The state of Florida killed a proposal Thursday to create what would have been the first chiropractic school at an American public university.
The Board of Governors, which oversees Florida’s 11 public universities, voted down the idea 10-3 after a bitter debate in which faculty members at Florida State University, where the school would have been, ridiculed chiropractic medicine as pseudoscience.
Board members objected that the idea was being driven by lawmakers rather than by the faculty and the university’s trustees. Other board members questioned whether the school was needed.
“I am not convinced the school fits the FSU mission,” said board member Rolland Heiser. “I think there are more pressing needs in the state university system, considering our limited resources.”

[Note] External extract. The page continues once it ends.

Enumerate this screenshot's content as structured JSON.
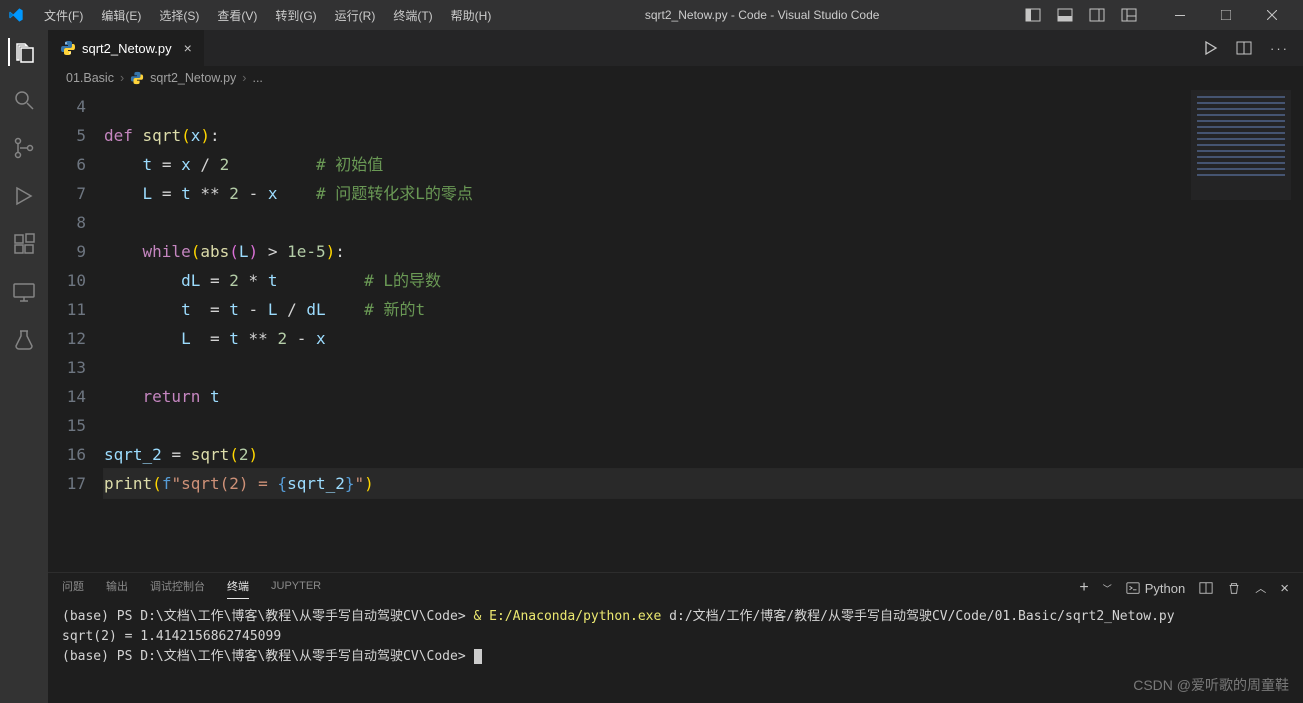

Chiropractic focuses on manipulating the spine to lessen back pain and improve health. It has won wider acceptance over the years, as evidenced by its coverage in most health insurance plans.
But in the 110 years since the chiropractic profession was created, the established medical community has largely boycotted it, challenging its scientific validity in courts and legislative bodies. In 1990, a federal appeals court found that the American Medical Association had conspired to destroy the profession.